Does Nicotine Use Lead to Substance Abuse?
Cigarette sales in the United States have declined to the lowest they have been in 50 years; however, doctors and parents are now working to figure out the problem that took its place: electronic cigarettes.
Just like regular cigarettes, e-cigarettes contain nicotine, an addictive chemical that targets the brain.
Electronic cigarettes, such as vapor products or JUUL’s, were originally introduced to the market as a good way to help with smoking cessation among current smokers. Yet, the lack of federal regulations, the appealing flavors, like cotton candy or blueberry muffin, mixed with the misconception that these products are less harmful than regular cigarettes, have led to a rise in their use among U.S. adolescents and non-smoking adults.
Electronic cigarettes may not seem like a huge problem, however the U.S. Surgeon General, Jerome Adams, recently declared e-cigarettes an epidemic among youth. Adams stressed that e-cigarettes containing nicotine increase the risk of addiction to nicotine and other drugs, and impact brain development which can induce mood disorders and lower impulse control.
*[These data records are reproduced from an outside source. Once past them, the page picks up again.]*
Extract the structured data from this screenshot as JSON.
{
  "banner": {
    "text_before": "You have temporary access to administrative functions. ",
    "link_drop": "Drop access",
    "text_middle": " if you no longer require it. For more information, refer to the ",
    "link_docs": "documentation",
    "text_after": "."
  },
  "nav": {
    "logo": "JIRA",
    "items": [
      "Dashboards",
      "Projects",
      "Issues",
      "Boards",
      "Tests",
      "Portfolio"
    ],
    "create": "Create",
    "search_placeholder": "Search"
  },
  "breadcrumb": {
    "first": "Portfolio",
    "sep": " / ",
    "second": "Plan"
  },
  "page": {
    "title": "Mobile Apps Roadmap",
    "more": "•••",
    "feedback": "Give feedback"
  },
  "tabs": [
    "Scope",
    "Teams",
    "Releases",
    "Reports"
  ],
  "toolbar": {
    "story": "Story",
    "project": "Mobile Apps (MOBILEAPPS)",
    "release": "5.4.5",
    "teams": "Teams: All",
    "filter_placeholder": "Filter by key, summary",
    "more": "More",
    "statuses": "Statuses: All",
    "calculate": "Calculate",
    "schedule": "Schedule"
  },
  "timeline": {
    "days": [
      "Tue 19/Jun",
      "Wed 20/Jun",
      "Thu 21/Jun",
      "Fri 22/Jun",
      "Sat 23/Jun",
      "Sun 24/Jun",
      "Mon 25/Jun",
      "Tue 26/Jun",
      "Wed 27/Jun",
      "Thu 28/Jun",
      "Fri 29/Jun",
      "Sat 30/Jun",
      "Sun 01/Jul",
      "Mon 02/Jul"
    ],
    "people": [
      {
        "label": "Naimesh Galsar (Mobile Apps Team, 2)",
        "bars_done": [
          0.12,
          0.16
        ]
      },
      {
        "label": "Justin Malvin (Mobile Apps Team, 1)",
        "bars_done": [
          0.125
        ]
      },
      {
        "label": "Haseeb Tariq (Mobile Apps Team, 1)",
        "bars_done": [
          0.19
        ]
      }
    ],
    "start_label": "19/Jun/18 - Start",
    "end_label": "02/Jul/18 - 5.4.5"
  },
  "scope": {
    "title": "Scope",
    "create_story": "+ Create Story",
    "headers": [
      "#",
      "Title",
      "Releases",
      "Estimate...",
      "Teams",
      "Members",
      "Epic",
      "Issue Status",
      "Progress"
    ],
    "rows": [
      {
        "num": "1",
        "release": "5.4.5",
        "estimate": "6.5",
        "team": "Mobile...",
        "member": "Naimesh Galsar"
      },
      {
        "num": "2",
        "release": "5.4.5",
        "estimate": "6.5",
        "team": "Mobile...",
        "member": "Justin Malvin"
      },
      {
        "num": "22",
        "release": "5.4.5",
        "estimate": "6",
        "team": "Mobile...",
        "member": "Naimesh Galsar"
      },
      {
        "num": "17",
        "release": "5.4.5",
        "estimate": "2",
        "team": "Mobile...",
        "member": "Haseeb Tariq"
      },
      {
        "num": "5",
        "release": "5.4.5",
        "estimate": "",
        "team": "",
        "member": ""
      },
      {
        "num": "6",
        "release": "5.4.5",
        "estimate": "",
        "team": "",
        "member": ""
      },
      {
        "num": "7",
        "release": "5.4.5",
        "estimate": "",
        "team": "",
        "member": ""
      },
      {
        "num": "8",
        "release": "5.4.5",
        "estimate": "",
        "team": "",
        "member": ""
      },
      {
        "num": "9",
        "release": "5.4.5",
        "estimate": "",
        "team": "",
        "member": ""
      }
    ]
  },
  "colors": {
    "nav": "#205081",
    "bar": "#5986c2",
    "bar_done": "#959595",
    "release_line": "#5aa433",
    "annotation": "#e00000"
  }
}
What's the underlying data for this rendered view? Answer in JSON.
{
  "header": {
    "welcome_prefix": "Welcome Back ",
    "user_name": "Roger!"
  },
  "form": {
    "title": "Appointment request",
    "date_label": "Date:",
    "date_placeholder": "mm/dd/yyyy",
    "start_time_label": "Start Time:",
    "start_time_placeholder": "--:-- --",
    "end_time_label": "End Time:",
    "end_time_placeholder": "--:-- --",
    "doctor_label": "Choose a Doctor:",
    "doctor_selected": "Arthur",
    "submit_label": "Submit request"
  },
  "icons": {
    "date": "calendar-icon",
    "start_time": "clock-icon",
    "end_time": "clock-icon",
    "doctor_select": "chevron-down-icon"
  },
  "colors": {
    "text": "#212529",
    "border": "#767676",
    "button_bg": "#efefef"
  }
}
New research led by Dr. Bader Chaarani has found that adolescents who smoked only a few cigarettes had smaller and less connected brain areas than their peers who never smoked. This could mean that adolescent smokers’ brains will develop and function differently, which may affect decision-making and self-control long into adulthood.
The new research by Dr. Chaarani looks at the brains of adolescent light smokers as well as heavier smokers to help paint a better picture of what actually happens to the brain after we begin smoking. Shockingly, they found that just a couple of cigarette puffs can alter the development of the adolescent brain.
The research team studied over 600 14-year-old adolescents and calculated a cigarette-smoking score based on how many times they had smoked cigarettes. Participants ranged from young people who had never smoked to those who have smoked more than 40 times. It was important to study adolescents that smoke and don’t smoke to be able to see the different brain imaging. Adolescents brains are still developing throughout the first three decades of their lives.
During adolescence the brain circuits are being remodeled, especially those involved in reward function (dopamine) and cognitive function. Therefore, adolescent nicotine use can alter how the brain is wired, making young people more vulnerable to future addictions and impulse control problems.
This all brings us back to the question, “What causes addiction? What is the gateway drug?” For a long time, alcohol or marijuana were considered the catalyst of addiction in young people. However, research is suggesting that it could actually be smoking cigarettes as an adolescent!
This may seem like it’s not a huge deal, since less kids are starting smoking, but what about vapes and JUULs. One in five U.S. high school students and one in 20 middle school students currently use e-cigarettes.
The problem of nicotine use in adolescent is going to go away, which is why it’s important to speak to children and young adults about the dangerous side of using nicotine and other substances. If you or someone you know is struggling with substance abuse, call or chat with an admissions specialist 24/7.